CAR refugees and host community struggling to survive in northern DRC
Since December 2014, an estimated 20,000 Central Africans have fled over the River Ubangi to into the Bili and Bosobolo health zones in Equateur Province, northern DRC, adding to 10,000 refugees already present in the area. The refugees have arrived with very few possessions, if any, and are heavily dependent on the local community. Available supplies of food and drinking water must be divided among an increasingly large population and the threat of malnutrition and water-borne illness looms.
The MSF Emergency Pool in DRC is providing emergency medical aid to refugee and host communities alike in three health centres and the general reference hospital in the area.
“Food is scarce and the markets are empty. We’re seeing rates of severe malnutrition above the emergency threshold, which is of serious concern. In the first week of MSF activities in this area, we have already hospitalised 10 children for severe malnutrition,” says Nathalie Gielen, Field Coordinator for the MSF Emergency Pool.
Refugees report having suffered violent attacks, kidnapping, rape, robbery and threats from armed groups on the CAR side of the border. Yet some people are so desperate for something to eat that they are choosing to go back to CAR in search of food.
“Life is hard here. We don’t have our fields or any money to buy things. Back home in CAR I had what I needed to work in the fields. But here, I have nothing,” says Anne Kabo, 73, a CAR refugee living in DRC with her family since last May. “Sometimes I work for the locals in exchange for sorghum leaves to feed the family. We eat whatever we can every day or two. It’s mostly sorghum leaves, with no oil.”
Sanitation and drinkable water are also major problems in the area. There is no source of potable water and sanitation – especially in the makeshift sites where refugees live – is very poor. Many people take their drinking water directly from the river, which could cause water-borne diseases to spread.
“In such conditions, the spread of disease is more or less inevitable. Last week there was a suspected case of typhoid fever in one of the makeshift sites where the refugees live – a 12-year-old boy. The family buried the body right next to their hut,” says Ms Gielen.
There are currently plans to relocate the refugees to a camp near Bili, 60km south of the river, starting in late February. But moving thousands of refugees could take weeks, and in the meantime, refugees and host population alike are in dire need of humanitarian assistance.
“Though many people have just arrived in this area, there are others who have been living in these conditions for months.
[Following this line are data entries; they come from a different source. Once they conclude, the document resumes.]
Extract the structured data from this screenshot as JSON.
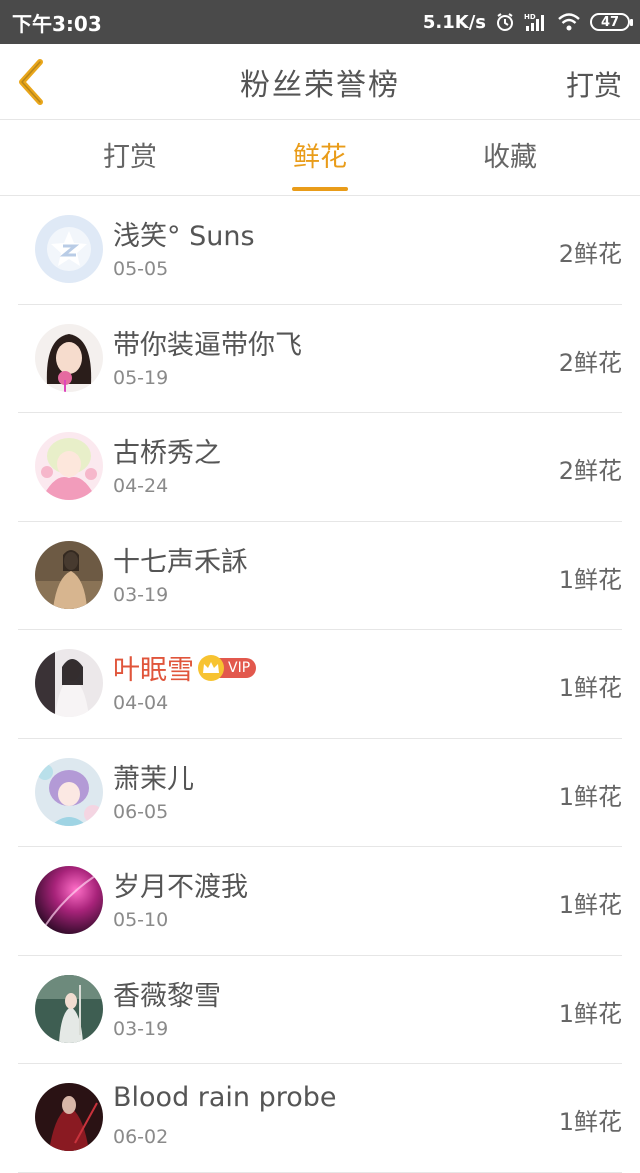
{
  "status_bar": {
    "time": "下午3:03",
    "network_speed": "5.1K/s",
    "battery": "47",
    "icons": [
      "alarm-icon",
      "hd-signal-icon",
      "wifi-icon",
      "battery-icon"
    ]
  },
  "header": {
    "title": "粉丝荣誉榜",
    "action_label": "打赏",
    "back_icon": "chevron-left-icon",
    "accent_color": "#e99c19"
  },
  "tabs": [
    {
      "label": "打赏",
      "active": false
    },
    {
      "label": "鲜花",
      "active": true
    },
    {
      "label": "收藏",
      "active": false
    }
  ],
  "fans": [
    {
      "name": "浅笑° Suns",
      "date": "05-05",
      "count": "2鲜花",
      "vip": false
    },
    {
      "name": "带你装逼带你飞",
      "date": "05-19",
      "count": "2鲜花",
      "vip": false
    },
    {
      "name": "古桥秀之",
      "date": "04-24",
      "count": "2鲜花",
      "vip": false
    },
    {
      "name": "十七声禾訸",
      "date": "03-19",
      "count": "1鲜花",
      "vip": false
    },
    {
      "name": "叶眠雪",
      "date": "04-04",
      "count": "1鲜花",
      "vip": true,
      "vip_label": "VIP"
    },
    {
      "name": "萧茉儿",
      "date": "06-05",
      "count": "1鲜花",
      "vip": false
    },
    {
      "name": "岁月不渡我",
      "date": "05-10",
      "count": "1鲜花",
      "vip": false
    },
    {
      "name": "香薇黎雪",
      "date": "03-19",
      "count": "1鲜花",
      "vip": false
    },
    {
      "name": "Blood rain probe",
      "date": "06-02",
      "count": "1鲜花",
      "vip": false
    }
  ]
}
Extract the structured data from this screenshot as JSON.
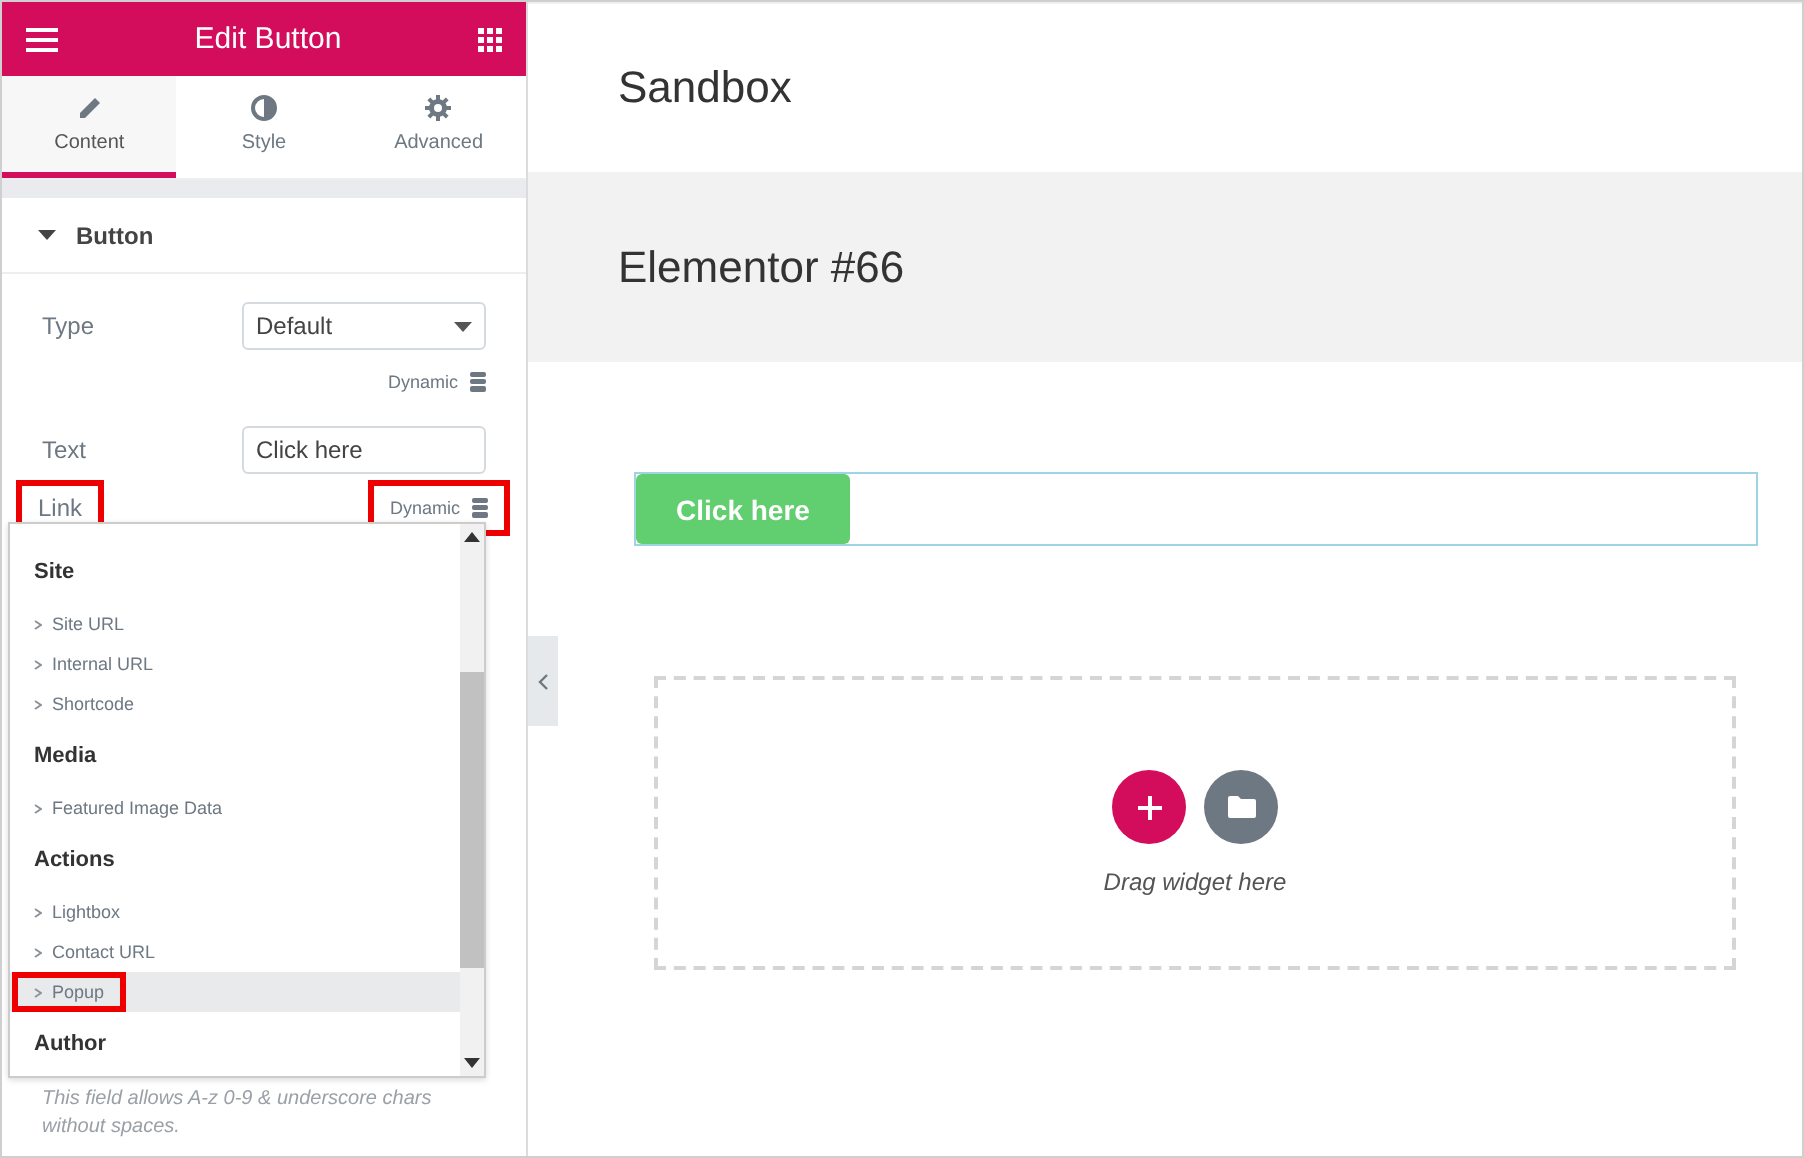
{
  "panel": {
    "title": "Edit Button",
    "tabs": [
      {
        "label": "Content",
        "selected": true
      },
      {
        "label": "Style",
        "selected": false
      },
      {
        "label": "Advanced",
        "selected": false
      }
    ],
    "section": {
      "title": "Button",
      "expanded": true
    },
    "fields": [
      {
        "kind": "select",
        "label": "Type",
        "value": "Default"
      },
      {
        "kind": "dynamic",
        "label": "Dynamic",
        "highlighted": false
      },
      {
        "kind": "text",
        "label": "Text",
        "value": "Click here"
      },
      {
        "kind": "link",
        "label": "Link",
        "highlighted": true,
        "dynamic": {
          "label": "Dynamic",
          "highlighted": true
        }
      }
    ],
    "dropdown": {
      "groups": [
        {
          "title": "Site",
          "items": [
            {
              "label": "Site URL",
              "selected": false,
              "highlighted": false
            },
            {
              "label": "Internal URL",
              "selected": false,
              "highlighted": false
            },
            {
              "label": "Shortcode",
              "selected": false,
              "highlighted": false
            }
          ]
        },
        {
          "title": "Media",
          "items": [
            {
              "label": "Featured Image Data",
              "selected": false,
              "highlighted": false
            }
          ]
        },
        {
          "title": "Actions",
          "items": [
            {
              "label": "Lightbox",
              "selected": false,
              "highlighted": false
            },
            {
              "label": "Contact URL",
              "selected": false,
              "highlighted": false
            },
            {
              "label": "Popup",
              "selected": true,
              "highlighted": true
            }
          ]
        },
        {
          "title": "Author"
        }
      ]
    },
    "help_text": "This field allows A-z  0-9 & underscore chars without spaces."
  },
  "canvas": {
    "site_title": "Sandbox",
    "page_title": "Elementor #66",
    "button": {
      "label": "Click here"
    },
    "drop_zone": {
      "hint": "Drag widget here"
    }
  }
}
Refugees and the host community are struggling to find adequate food and water, supplies of which were scarce to begin with,” says Ms Gielen. “More humanitarian assistance – especially in terms of food and water and sanitation – is needed until a more durable solution is in place.”
The MSF Congo Emergency Pool is providing emergency medical aid in Sidi, Gbangi and Dula health centres along the Congolese side of the River Ubangi, in Equateur Province. MSF teams are also supporting the district hospital in Bili providing hospitalisation, mental health services and maternity services. Since commencing activities on 6 February, the team has carried out 754 consultations and hospitalised 72 patients.